The prospect of migrating software can be a daunting task. But does it have to be?
Companies switching their ERP solution can find that implementation is a hefty task. But with the right preparation, executing your implementation can be easier than expected. In this post, we’ll focus on the Top 5 areas you should focus on once you’ve selected the right ERP software for your company.
While your vendor can assist with best practice using their software, they cannot dictate the best way your business should be run. Before beginning your implementation, focus on your business process and determine the areas of success and pain points. As Bill Gates once said,"The first rule of any technology used in a business is that automation applied to an efficient operation will magnify the efficiency. The second is that automation applied to an inefficient operation will magnify the inefficiency." Taking the time to focus solely on your current operations will help to keep goals consistent and applying the right software to achieve them.
Think of an implementation as a giant project made up of smaller, more manageable projects. To make your migration easier, define the smaller projects and make a project plan for each. Define the scope of each plan, what activities need to take place and their deadlines, assign resources and finally, have a project manager.
Successful implementations will have a dedicated Project Manager to oversee the entire transition. This is not a part-time job! They will be managing communications from within your company and the vendor, making sure projects are on schedule and continuing that your business processes are the core focus of any software or enhancement you choose to implement.
Each department in a company has different needs they want to be addressed when switching to new software and each should have complete buy-in on the software they’ll be converting to. A cross-functional committee will allow you, as a company, to decide how your software should be implemented. This committee should be comprised of key personnel from each department who can assist in decisions on software functionality.

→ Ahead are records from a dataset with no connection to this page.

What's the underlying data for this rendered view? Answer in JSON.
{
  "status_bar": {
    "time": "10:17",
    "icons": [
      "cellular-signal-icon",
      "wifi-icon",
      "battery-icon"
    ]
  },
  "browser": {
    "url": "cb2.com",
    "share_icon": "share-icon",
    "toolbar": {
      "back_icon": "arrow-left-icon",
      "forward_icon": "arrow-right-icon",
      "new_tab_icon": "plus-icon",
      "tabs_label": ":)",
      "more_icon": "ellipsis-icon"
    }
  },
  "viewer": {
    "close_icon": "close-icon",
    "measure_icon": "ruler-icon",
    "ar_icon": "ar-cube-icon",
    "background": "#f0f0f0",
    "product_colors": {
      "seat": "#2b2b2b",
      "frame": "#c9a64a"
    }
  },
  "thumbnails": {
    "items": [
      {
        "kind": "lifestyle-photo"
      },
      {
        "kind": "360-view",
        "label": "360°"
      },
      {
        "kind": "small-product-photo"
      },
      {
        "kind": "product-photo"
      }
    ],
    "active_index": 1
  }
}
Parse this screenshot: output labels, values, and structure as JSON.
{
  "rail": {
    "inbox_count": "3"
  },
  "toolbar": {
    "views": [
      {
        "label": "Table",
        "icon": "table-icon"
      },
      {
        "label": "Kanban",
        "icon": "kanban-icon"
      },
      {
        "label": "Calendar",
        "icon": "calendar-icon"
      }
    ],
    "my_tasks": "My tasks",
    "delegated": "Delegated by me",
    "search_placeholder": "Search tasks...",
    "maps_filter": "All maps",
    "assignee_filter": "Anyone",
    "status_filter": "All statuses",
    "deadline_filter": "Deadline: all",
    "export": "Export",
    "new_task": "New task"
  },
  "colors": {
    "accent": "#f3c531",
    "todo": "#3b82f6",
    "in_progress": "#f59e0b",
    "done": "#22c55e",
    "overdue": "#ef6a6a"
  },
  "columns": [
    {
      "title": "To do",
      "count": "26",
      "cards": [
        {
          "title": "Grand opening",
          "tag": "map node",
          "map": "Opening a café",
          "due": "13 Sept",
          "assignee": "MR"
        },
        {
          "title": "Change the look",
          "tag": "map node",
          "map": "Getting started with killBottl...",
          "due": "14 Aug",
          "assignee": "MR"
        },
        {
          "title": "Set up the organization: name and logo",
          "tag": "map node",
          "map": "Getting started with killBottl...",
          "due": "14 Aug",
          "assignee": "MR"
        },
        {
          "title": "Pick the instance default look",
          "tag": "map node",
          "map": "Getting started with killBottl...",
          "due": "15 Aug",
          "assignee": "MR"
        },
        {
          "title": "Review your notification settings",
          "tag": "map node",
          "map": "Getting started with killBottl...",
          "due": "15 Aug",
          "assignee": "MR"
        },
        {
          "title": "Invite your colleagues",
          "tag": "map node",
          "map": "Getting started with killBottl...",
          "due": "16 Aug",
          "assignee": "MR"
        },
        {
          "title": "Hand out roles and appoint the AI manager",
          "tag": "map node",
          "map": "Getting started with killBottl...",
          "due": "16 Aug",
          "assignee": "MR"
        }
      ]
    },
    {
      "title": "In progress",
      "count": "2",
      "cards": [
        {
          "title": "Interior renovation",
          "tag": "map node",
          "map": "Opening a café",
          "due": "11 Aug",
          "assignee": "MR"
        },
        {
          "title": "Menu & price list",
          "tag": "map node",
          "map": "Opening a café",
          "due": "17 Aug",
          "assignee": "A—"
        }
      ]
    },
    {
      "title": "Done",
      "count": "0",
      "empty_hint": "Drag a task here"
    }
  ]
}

Training is the most crucial part when implementing software. If you have trainers, it’s highly recommended they be on-site during implementation to completely understand their area of focus. Once your vendor is off-site, they will be the ones responsible for educating your end-users. If necessary, consider creating a business practice manual that will define how to accomplish tasks within your new software.
As you begin planning for your implementation, it’s a good idea to review all of your software and evaluate any issues with compliance (should you be purchasing a new server or going to a hosted or SaaS model). Further, if your software needs to communicate with your ERP solution, have a discussion with these vendors and your ERP provider so that there is a clear understanding of responsibilities during and after the switch. This is vital for constant uptime once you’ve gone live. Any oversight here could be extremely problematic down the road.
We know that implementations can appear stressful and daunting, but bearing these tips in mind, they don’t have to be! Creating a solid plan for before, during and post-implementation will be the most vital asset for a successful, and smooth, transition.